## TASK DETAILS
Each entry that follows should be given again word for word; please leave out its pictures.

## GIVEN RECORDS
————

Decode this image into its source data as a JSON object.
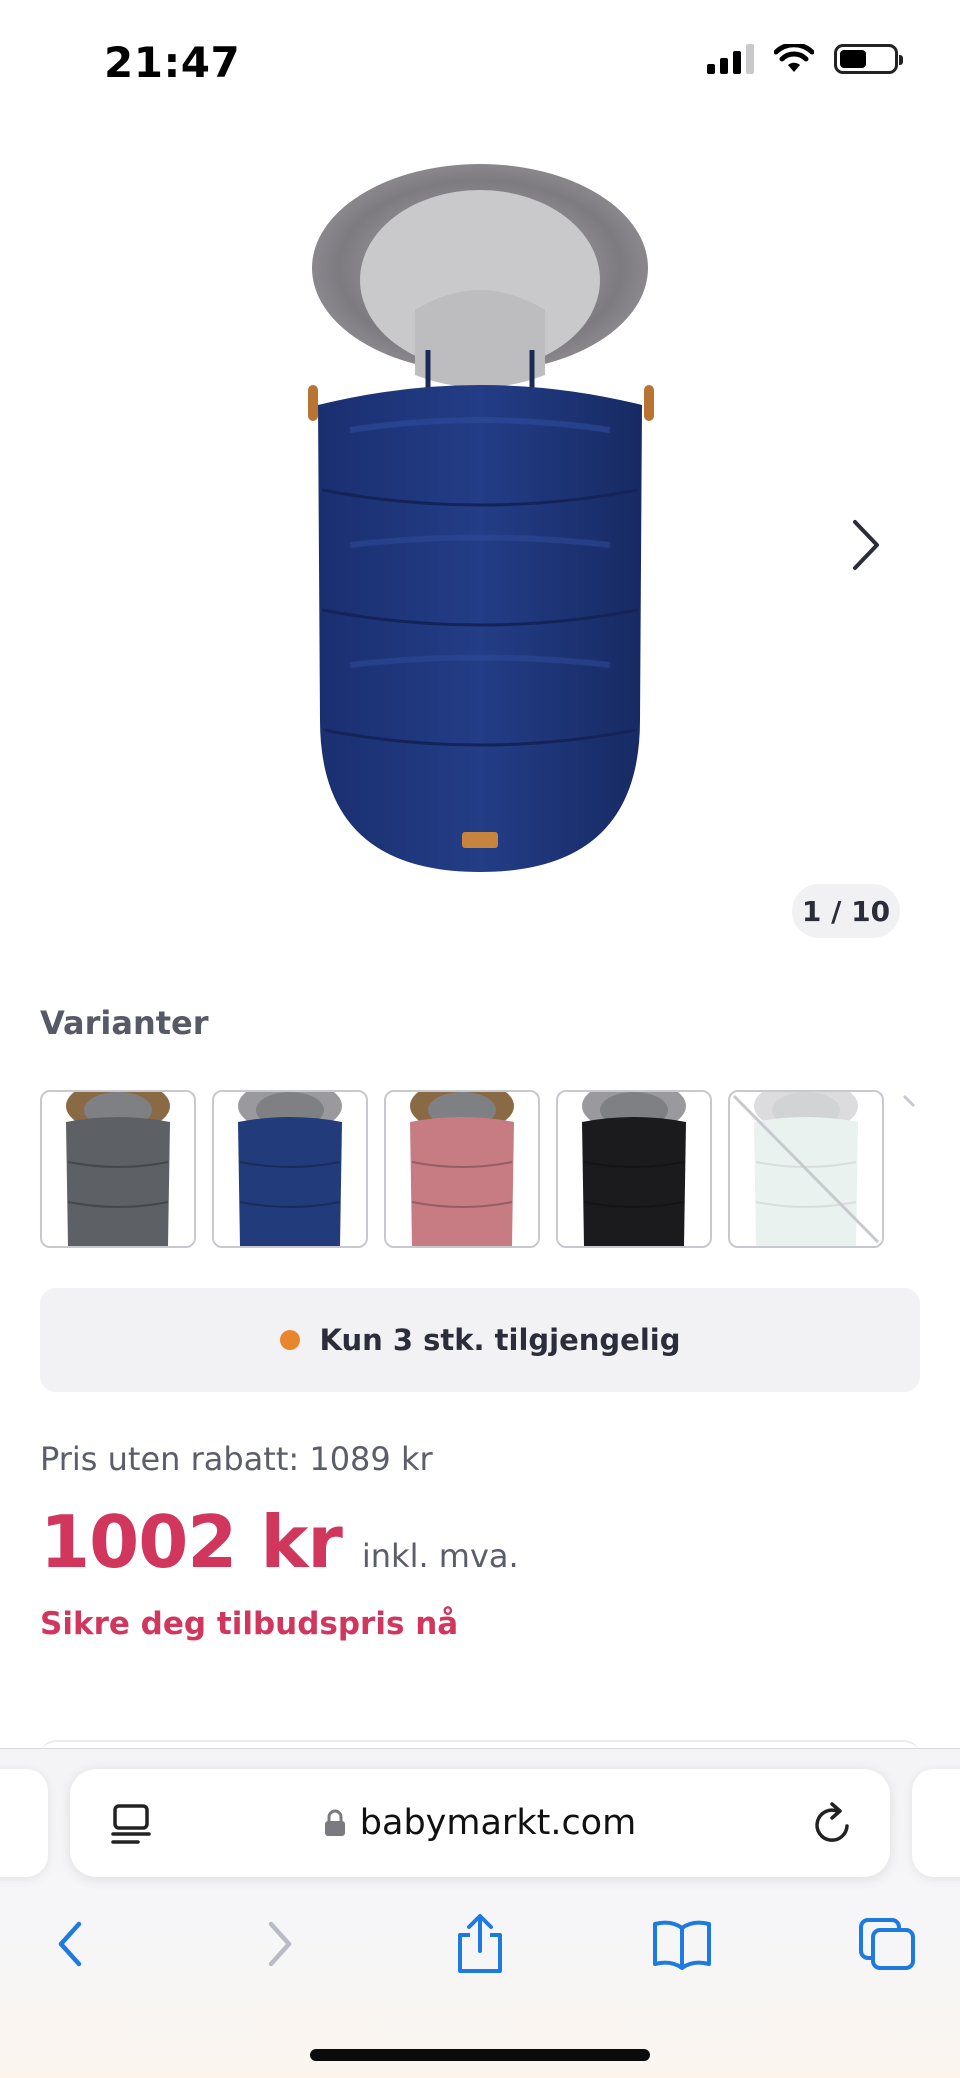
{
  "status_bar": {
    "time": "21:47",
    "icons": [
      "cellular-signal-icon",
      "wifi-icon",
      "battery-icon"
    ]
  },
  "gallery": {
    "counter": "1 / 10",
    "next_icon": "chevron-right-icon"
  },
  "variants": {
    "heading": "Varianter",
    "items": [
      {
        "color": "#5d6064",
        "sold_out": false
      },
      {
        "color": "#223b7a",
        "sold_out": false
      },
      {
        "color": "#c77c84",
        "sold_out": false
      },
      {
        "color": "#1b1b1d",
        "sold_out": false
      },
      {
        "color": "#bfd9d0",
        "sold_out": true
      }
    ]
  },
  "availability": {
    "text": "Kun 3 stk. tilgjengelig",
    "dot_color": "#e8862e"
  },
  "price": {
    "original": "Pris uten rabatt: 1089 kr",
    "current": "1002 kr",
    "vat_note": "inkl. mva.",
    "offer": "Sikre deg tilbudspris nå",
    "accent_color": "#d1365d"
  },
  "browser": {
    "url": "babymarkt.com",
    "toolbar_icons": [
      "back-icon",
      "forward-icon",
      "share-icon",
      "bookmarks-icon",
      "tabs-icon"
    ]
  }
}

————

## RESULT FOR THIS EXERCISE
Decode this image into its source data as a JSON object.
{
  "status_bar": {
    "time": "21:47",
    "icons": [
      "cellular-signal-icon",
      "wifi-icon",
      "battery-icon"
    ]
  },
  "gallery": {
    "counter": "1 / 10",
    "next_icon": "chevron-right-icon"
  },
  "variants": {
    "heading": "Varianter",
    "items": [
      {
        "color": "#5d6064",
        "sold_out": false
      },
      {
        "color": "#223b7a",
        "sold_out": false
      },
      {
        "color": "#c77c84",
        "sold_out": false
      },
      {
        "color": "#1b1b1d",
        "sold_out": false
      },
      {
        "color": "#bfd9d0",
        "sold_out": true
      }
    ]
  },
  "availability": {
    "text": "Kun 3 stk. tilgjengelig",
    "dot_color": "#e8862e"
  },
  "price": {
    "original": "Pris uten rabatt: 1089 kr",
    "current": "1002 kr",
    "vat_note": "inkl. mva.",
    "offer": "Sikre deg tilbudspris nå",
    "accent_color": "#d1365d"
  },
  "browser": {
    "url": "babymarkt.com",
    "toolbar_icons": [
      "back-icon",
      "forward-icon",
      "share-icon",
      "bookmarks-icon",
      "tabs-icon"
    ]
  }
}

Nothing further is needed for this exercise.